“This is my bible for Moroccan cooking, which surprisingly is written by a French woman who lived in Morocco with her doctor husband for 30 odd years. I have the first edition, published in 1981; a rather fancy edition published a few years later, which has a bigger format and beautiful photography; as well as the English translation. Guinaudeau Franc’s recipes remind of Elizabeth David’s: not necessarily for beginner cooks but precise enough to make them easy to follow.
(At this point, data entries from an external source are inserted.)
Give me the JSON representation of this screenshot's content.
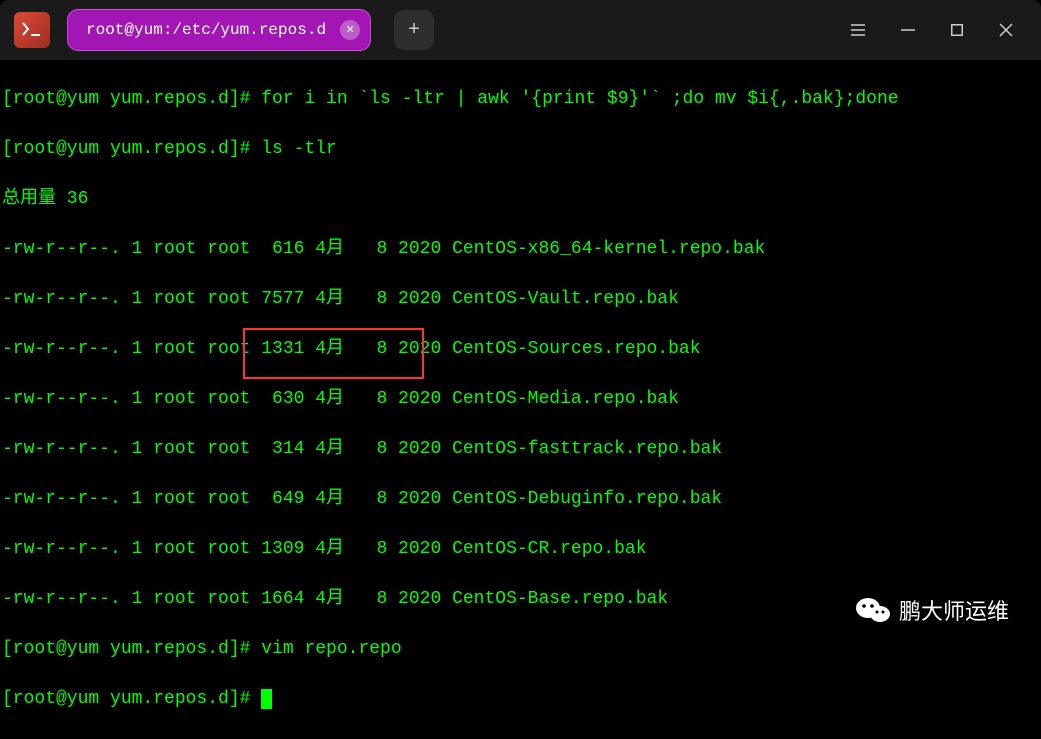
{
  "tab": {
    "title": "root@yum:/etc/yum.repos.d"
  },
  "terminal": {
    "lines": [
      "[root@yum yum.repos.d]# for i in `ls -ltr | awk '{print $9}'` ;do mv $i{,.bak};done",
      "[root@yum yum.repos.d]# ls -tlr",
      "总用量 36",
      "-rw-r--r--. 1 root root  616 4月   8 2020 CentOS-x86_64-kernel.repo.bak",
      "-rw-r--r--. 1 root root 7577 4月   8 2020 CentOS-Vault.repo.bak",
      "-rw-r--r--. 1 root root 1331 4月   8 2020 CentOS-Sources.repo.bak",
      "-rw-r--r--. 1 root root  630 4月   8 2020 CentOS-Media.repo.bak",
      "-rw-r--r--. 1 root root  314 4月   8 2020 CentOS-fasttrack.repo.bak",
      "-rw-r--r--. 1 root root  649 4月   8 2020 CentOS-Debuginfo.repo.bak",
      "-rw-r--r--. 1 root root 1309 4月   8 2020 CentOS-CR.repo.bak",
      "-rw-r--r--. 1 root root 1664 4月   8 2020 CentOS-Base.repo.bak",
      "[root@yum yum.repos.d]# vim repo.repo",
      "[root@yum yum.repos.d]# "
    ]
  },
  "watermark": {
    "text": "鹏大师运维"
  }
}
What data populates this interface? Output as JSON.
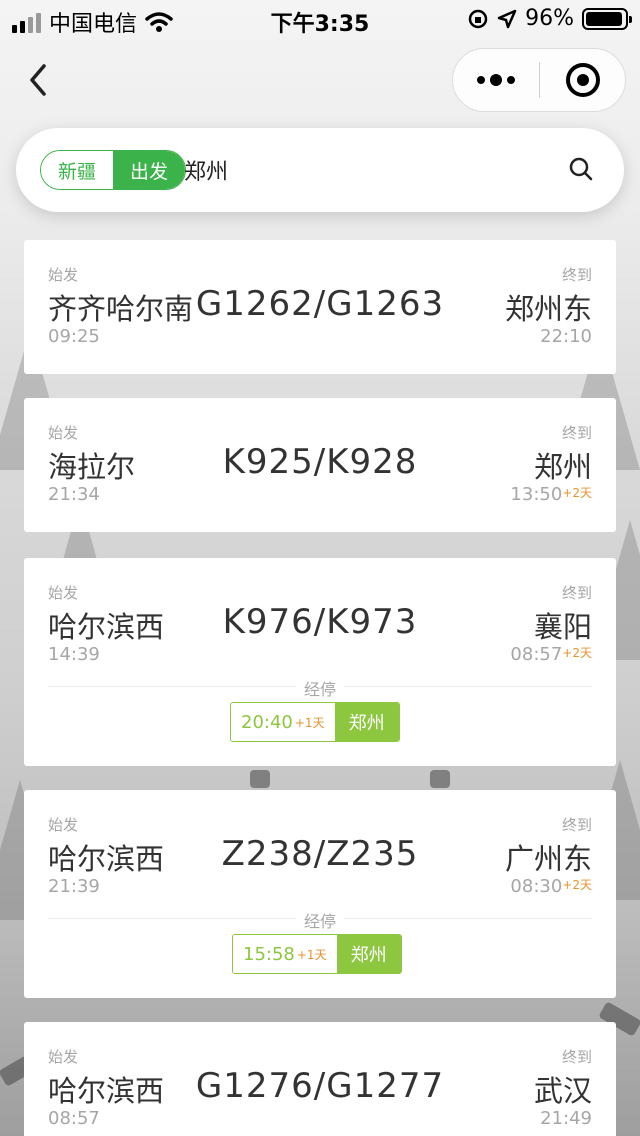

Together with an amazing collection of recipes for breads, tagines, couscous, salads, pastille, and briouats—the beloved Moroccan stuffed pastry—Guinaudeau Franc writes about the country, its landscape, farmers, street food vendors, and family meals in the most charming, evocative style that is quintessentially French. Her descriptions are so vivid that when I went to Morocco after reading her book, I felt she was my guide as I witnessed scene after scene that she had described so perfectly, from the sfinge (doughnut) maker to the bread baker. The book also contains a whole section on Jewish Moroccan cooking and customs that makes it even more fascinating and essential reading.”
“Another historical collection of recipes from one of the two mother cuisines of the Islamic world (Persian being the other one), 500 Years of Ottoman Cuisine, published in 2007, is the result of Yerasimos’s research studying both medieval manuscripts and account books of the Istanbul palaces. This very useful, fairly small book has totally workable recipes that bring an understanding of what Ottoman cuisine was like at its height. For instance, she learned from an account book that in 1573, 37,895 sheep were purchased for the Imperial Kitchen. I assume that would have been for a special occasion when the kitchen would have fed thousands of people.”